The IRS notice does not resolve all issues related to reporting requirements or taxation. Some of the unresolved issues are:

  • Foreign account reporting
  • Cryptocurrency as “like-kind” exchanges
  • Taxation of Crypto-forks

FBAR Reporting – Under the provisions of the Bank Secrecy Act, U.S. persons holding “offshore bank accounts” in excess of $10,000 in a given tax year are obligated to report those assets on a Report of Foreign Bank and Financial Accounts (FBAR). As Bitcoins can be deposited and held in a foreign account, when they are, are they “currency” and subject to FBAR reporting? The current guidance put out by the IRS is vague on the matter. At the initial issuance of Notice 2014-21, the agency seemed to indicate that cryptocurrency accounts were not reportable under FATCA regulations. However, since then, more recent enforcement actions taken by the IRS would seem to indicate that the agency is reconsidering the need for FBAR disclosures.

Cryptocurrency Mining – A business involved in “cryptocurrency mining”, which is the use of sophisticated algorithms and computer programs to verify crypto-transactions and thereby change the value of the coin, or create new coins, would have to recognize income according to the value of the coin when received.

Crypto-forking – Cryptocurrencies can “fork,” or split in two. When a cryptocurrency forks, the result is two distinct coins, with two different ledgers, and different unique sets of code, but both originating from the blockchain. Can this be looked at the same way as a “corporate spinoff” for taxation purposes? Probably not. As stated earlier, the IRS treats crypto-coins as property, and not stock. However, in the absence of any guidance as of yet from the IRS, all facts and circumstances should be discussed to determine if gains made from such forks, such as last year’s hard fork of Bitcoin into Bitcoin Cash, are considered taxable income.

How MBAF Can Help

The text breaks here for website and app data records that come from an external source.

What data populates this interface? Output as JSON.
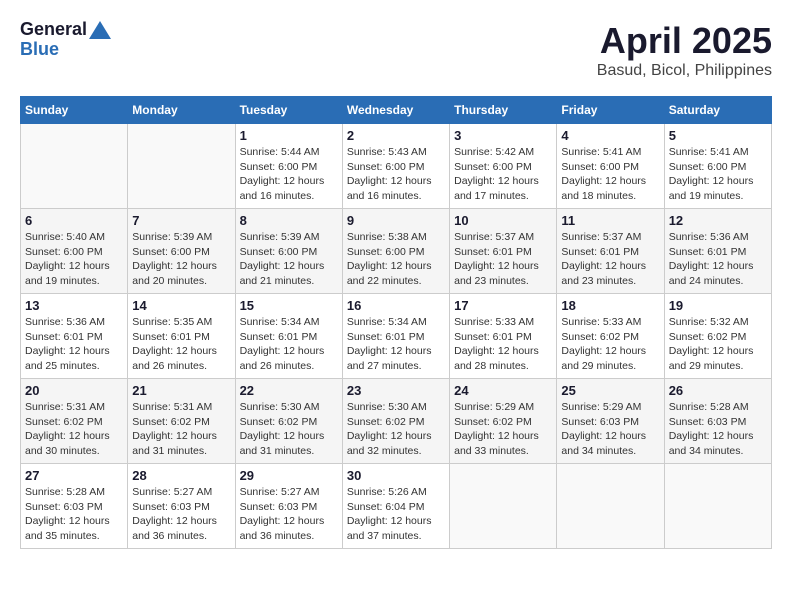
{
  "header": {
    "logo_general": "General",
    "logo_blue": "Blue",
    "month": "April 2025",
    "location": "Basud, Bicol, Philippines"
  },
  "weekdays": [
    "Sunday",
    "Monday",
    "Tuesday",
    "Wednesday",
    "Thursday",
    "Friday",
    "Saturday"
  ],
  "weeks": [
    [
      {
        "day": "",
        "info": ""
      },
      {
        "day": "",
        "info": ""
      },
      {
        "day": "1",
        "info": "Sunrise: 5:44 AM\nSunset: 6:00 PM\nDaylight: 12 hours and 16 minutes."
      },
      {
        "day": "2",
        "info": "Sunrise: 5:43 AM\nSunset: 6:00 PM\nDaylight: 12 hours and 16 minutes."
      },
      {
        "day": "3",
        "info": "Sunrise: 5:42 AM\nSunset: 6:00 PM\nDaylight: 12 hours and 17 minutes."
      },
      {
        "day": "4",
        "info": "Sunrise: 5:41 AM\nSunset: 6:00 PM\nDaylight: 12 hours and 18 minutes."
      },
      {
        "day": "5",
        "info": "Sunrise: 5:41 AM\nSunset: 6:00 PM\nDaylight: 12 hours and 19 minutes."
      }
    ],
    [
      {
        "day": "6",
        "info": "Sunrise: 5:40 AM\nSunset: 6:00 PM\nDaylight: 12 hours and 19 minutes."
      },
      {
        "day": "7",
        "info": "Sunrise: 5:39 AM\nSunset: 6:00 PM\nDaylight: 12 hours and 20 minutes."
      },
      {
        "day": "8",
        "info": "Sunrise: 5:39 AM\nSunset: 6:00 PM\nDaylight: 12 hours and 21 minutes."
      },
      {
        "day": "9",
        "info": "Sunrise: 5:38 AM\nSunset: 6:00 PM\nDaylight: 12 hours and 22 minutes."
      },
      {
        "day": "10",
        "info": "Sunrise: 5:37 AM\nSunset: 6:01 PM\nDaylight: 12 hours and 23 minutes."
      },
      {
        "day": "11",
        "info": "Sunrise: 5:37 AM\nSunset: 6:01 PM\nDaylight: 12 hours and 23 minutes."
      },
      {
        "day": "12",
        "info": "Sunrise: 5:36 AM\nSunset: 6:01 PM\nDaylight: 12 hours and 24 minutes."
      }
    ],
    [
      {
        "day": "13",
        "info": "Sunrise: 5:36 AM\nSunset: 6:01 PM\nDaylight: 12 hours and 25 minutes."
      },
      {
        "day": "14",
        "info": "Sunrise: 5:35 AM\nSunset: 6:01 PM\nDaylight: 12 hours and 26 minutes."
      },
      {
        "day": "15",
        "info": "Sunrise: 5:34 AM\nSunset: 6:01 PM\nDaylight: 12 hours and 26 minutes."
      },
      {
        "day": "16",
        "info": "Sunrise: 5:34 AM\nSunset: 6:01 PM\nDaylight: 12 hours and 27 minutes."
      },
      {
        "day": "17",
        "info": "Sunrise: 5:33 AM\nSunset: 6:01 PM\nDaylight: 12 hours and 28 minutes."
      },
      {
        "day": "18",
        "info": "Sunrise: 5:33 AM\nSunset: 6:02 PM\nDaylight: 12 hours and 29 minutes."
      },
      {
        "day": "19",
        "info": "Sunrise: 5:32 AM\nSunset: 6:02 PM\nDaylight: 12 hours and 29 minutes."
      }
    ],
    [
      {
        "day": "20",
        "info": "Sunrise: 5:31 AM\nSunset: 6:02 PM\nDaylight: 12 hours and 30 minutes."
      },
      {
        "day": "21",
        "info": "Sunrise: 5:31 AM\nSunset: 6:02 PM\nDaylight: 12 hours and 31 minutes."
      },
      {
        "day": "22",
        "info": "Sunrise: 5:30 AM\nSunset: 6:02 PM\nDaylight: 12 hours and 31 minutes."
      },
      {
        "day": "23",
        "info": "Sunrise: 5:30 AM\nSunset: 6:02 PM\nDaylight: 12 hours and 32 minutes."
      },
      {
        "day": "24",
        "info": "Sunrise: 5:29 AM\nSunset: 6:02 PM\nDaylight: 12 hours and 33 minutes."
      },
      {
        "day": "25",
        "info": "Sunrise: 5:29 AM\nSunset: 6:03 PM\nDaylight: 12 hours and 34 minutes."
      },
      {
        "day": "26",
        "info": "Sunrise: 5:28 AM\nSunset: 6:03 PM\nDaylight: 12 hours and 34 minutes."
      }
    ],
    [
      {
        "day": "27",
        "info": "Sunrise: 5:28 AM\nSunset: 6:03 PM\nDaylight: 12 hours and 35 minutes."
      },
      {
        "day": "28",
        "info": "Sunrise: 5:27 AM\nSunset: 6:03 PM\nDaylight: 12 hours and 36 minutes."
      },
      {
        "day": "29",
        "info": "Sunrise: 5:27 AM\nSunset: 6:03 PM\nDaylight: 12 hours and 36 minutes."
      },
      {
        "day": "30",
        "info": "Sunrise: 5:26 AM\nSunset: 6:04 PM\nDaylight: 12 hours and 37 minutes."
      },
      {
        "day": "",
        "info": ""
      },
      {
        "day": "",
        "info": ""
      },
      {
        "day": "",
        "info": ""
      }
    ]
  ]
}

These are just a few of the issues facing auto dealerships by the increasingly popular use of Bitcoin, Ethereum and other virtual currencies. Here at MBAF, we will continue to closely monitor the growth of cryptocurrencies, and watch for new regulations that may come to bear regarding their use. As new regulations regarding the use and taxation of cryptocurrencies come into effect, our tax and accounting experts will be able to help you modify your tax and accounting strategies to protect your profits, as well as ensure compliance with any new regulations.